This is a size 32 bust so I knew it was going to require some alterations to fit my 36" bust, but because all of the shaping darts are in the waist area I knew it wouldn't require a whole lot of fiddling. After making a toile of the pattern as it was, my hunch was in fact correct. So how to alter it? I saw on Friday that Gertie did a post about resizing vintage patterns, but as you can see from the picture below I didn't want to just add width to the side seams becuase the shape is so subtle that I didn't want to loose it..so that left only one alternative..slashing! Disclaimer: I'm not claiming to be a pattern cutting expert here, but I do have some knowledge and experience, so I'll show what worked for me.

This picture is of the front and back blouse pieces that I traced from the originals. The red lines indicate where I plan to slash the pattern. I made a horizontal slash in the bust area and the vertical line will be a slash to add width to the waist measurement. The original waist was fine but a bit too tight for my liking, so I decided to add just a bit so that I could feel comfortable wearing it with lower-waisted jeans if desired.

Here are the pieces after slashing. Front:

and back:

It is probably hard to tell from the pictures what I did so I will explain as best I can!

This is typically a way to add to the bustline without adding to the waist or shoulder measurements. You make the slashes as shown, and then push the pattern outwards from the point where the 2 slashes almost meet. This makes the horizontal slash expand, which lengthens the side seams and keeps the shape in proportion with the expanding bust measurement. If you don't want to add to the wasit measurement, you simply match the slash up the bottom. If like me you want to add some width, simply spread at the bottom and set at the desired measurement. I did the horizontal slash at the underarm notch simply for reference, and made it 6cm long on both pieces. I made the vertical slash .5cm away from the end of the horizontal slash and checked to make sure it was not going through the waist darts. The vertical slash is essentially what is adding width to the bust as well as the waist. In order to do this without altering the shoulder, I cut the slash right up to the edge of the paper without actually cutting it apart. Then I adjusted the spread to add 0.8cm to the bust and 0.25 to the waist. This resulted in adding 3.2cm to the bustline and 1cm to the waist (explanation below). Note: Unless you are very confident in your skills, I recommend that you alter all pieces to the same measurements, otherwise they will not match up!
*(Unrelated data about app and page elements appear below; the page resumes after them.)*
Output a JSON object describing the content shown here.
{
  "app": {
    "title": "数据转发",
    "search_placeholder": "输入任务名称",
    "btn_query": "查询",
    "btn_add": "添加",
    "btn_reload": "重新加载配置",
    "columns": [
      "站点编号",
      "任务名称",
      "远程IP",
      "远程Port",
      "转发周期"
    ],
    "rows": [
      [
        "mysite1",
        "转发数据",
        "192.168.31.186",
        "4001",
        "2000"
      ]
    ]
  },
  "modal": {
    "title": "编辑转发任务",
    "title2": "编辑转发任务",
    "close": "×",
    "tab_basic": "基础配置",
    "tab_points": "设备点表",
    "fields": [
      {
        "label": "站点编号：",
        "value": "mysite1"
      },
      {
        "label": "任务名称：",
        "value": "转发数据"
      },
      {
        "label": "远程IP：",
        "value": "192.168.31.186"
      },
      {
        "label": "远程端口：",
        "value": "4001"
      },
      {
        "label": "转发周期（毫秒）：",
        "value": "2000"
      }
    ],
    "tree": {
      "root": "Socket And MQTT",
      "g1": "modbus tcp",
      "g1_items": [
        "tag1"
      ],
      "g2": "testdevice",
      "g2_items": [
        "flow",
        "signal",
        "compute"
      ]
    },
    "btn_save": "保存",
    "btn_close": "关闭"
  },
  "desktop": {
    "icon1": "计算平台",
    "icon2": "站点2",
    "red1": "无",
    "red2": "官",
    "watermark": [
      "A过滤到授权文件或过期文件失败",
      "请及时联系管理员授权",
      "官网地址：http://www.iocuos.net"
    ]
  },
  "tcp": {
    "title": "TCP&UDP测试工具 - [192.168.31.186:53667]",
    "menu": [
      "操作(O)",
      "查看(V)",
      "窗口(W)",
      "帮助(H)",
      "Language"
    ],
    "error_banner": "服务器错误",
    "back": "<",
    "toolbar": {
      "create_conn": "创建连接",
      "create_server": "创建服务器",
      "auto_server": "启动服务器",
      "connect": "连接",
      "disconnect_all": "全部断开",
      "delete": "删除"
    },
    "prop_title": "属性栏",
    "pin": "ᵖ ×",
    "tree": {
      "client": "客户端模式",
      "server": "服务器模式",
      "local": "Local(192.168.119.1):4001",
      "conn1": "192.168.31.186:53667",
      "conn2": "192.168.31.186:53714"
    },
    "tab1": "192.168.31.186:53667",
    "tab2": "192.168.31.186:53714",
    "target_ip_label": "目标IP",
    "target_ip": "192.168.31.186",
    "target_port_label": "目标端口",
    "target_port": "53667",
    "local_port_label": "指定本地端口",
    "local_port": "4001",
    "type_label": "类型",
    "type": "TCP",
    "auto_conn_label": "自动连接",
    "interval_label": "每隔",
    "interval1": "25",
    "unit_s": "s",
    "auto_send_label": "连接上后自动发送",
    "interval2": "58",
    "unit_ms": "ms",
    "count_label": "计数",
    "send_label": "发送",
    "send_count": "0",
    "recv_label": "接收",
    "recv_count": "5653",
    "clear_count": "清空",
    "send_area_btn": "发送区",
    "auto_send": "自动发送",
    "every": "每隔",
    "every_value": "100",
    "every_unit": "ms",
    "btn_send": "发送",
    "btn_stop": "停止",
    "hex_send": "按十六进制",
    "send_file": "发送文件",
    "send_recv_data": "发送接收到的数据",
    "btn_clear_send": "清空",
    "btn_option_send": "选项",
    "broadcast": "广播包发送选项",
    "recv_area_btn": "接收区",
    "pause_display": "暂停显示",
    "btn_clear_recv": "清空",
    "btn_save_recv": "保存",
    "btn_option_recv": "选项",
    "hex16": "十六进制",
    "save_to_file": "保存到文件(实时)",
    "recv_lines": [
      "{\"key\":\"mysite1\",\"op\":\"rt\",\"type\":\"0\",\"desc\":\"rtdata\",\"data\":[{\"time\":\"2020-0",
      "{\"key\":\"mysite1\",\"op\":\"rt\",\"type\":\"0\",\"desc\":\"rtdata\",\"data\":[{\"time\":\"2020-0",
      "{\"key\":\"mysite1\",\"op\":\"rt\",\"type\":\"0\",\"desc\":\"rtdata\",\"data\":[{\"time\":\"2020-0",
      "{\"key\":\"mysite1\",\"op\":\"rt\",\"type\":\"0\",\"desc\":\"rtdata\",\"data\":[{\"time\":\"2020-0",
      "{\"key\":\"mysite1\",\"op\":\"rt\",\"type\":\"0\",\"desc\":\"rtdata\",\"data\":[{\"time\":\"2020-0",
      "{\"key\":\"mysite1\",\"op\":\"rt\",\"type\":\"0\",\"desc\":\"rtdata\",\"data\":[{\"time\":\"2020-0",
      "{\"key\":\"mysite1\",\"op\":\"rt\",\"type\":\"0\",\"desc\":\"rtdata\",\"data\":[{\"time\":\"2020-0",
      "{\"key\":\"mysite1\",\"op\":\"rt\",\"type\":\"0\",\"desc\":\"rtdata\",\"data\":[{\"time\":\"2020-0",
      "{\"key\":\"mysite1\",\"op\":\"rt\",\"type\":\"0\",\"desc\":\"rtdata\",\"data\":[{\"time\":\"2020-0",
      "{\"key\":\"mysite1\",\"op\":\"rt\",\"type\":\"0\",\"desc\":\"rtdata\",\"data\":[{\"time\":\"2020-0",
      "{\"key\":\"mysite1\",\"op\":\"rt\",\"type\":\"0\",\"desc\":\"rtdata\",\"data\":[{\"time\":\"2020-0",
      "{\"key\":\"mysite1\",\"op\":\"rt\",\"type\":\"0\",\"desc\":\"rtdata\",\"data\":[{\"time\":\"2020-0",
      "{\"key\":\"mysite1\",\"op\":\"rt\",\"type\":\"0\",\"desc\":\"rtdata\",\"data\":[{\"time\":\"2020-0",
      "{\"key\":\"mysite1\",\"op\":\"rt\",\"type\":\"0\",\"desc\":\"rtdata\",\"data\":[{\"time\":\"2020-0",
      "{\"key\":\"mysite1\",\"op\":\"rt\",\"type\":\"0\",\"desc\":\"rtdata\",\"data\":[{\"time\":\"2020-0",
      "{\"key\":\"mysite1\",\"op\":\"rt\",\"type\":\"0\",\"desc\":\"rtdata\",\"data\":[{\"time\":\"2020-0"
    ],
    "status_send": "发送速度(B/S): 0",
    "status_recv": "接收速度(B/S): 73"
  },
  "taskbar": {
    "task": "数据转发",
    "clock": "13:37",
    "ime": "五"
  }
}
Next I traced new pattern pieces from the altered ones, and used those to cut out the fabric.

I admit that pattern cutting can be frustrating, but it is one of those things that will get easier with practice and experimentation. Don't give up if it doesn't always work, sometimes you have to go through several toiles before you get it right. And remember, a little goes a long way! Whatever measurement you add to the pattern you are really adding 4x that (left front, right front, left back, right back)..for example if you add 1cm to the wasit on the pattern you will have added 4cm to the garment (1cm x 4). Measure whenever possible, but sometimes you just have to guess (and that can often be the best way to learn)!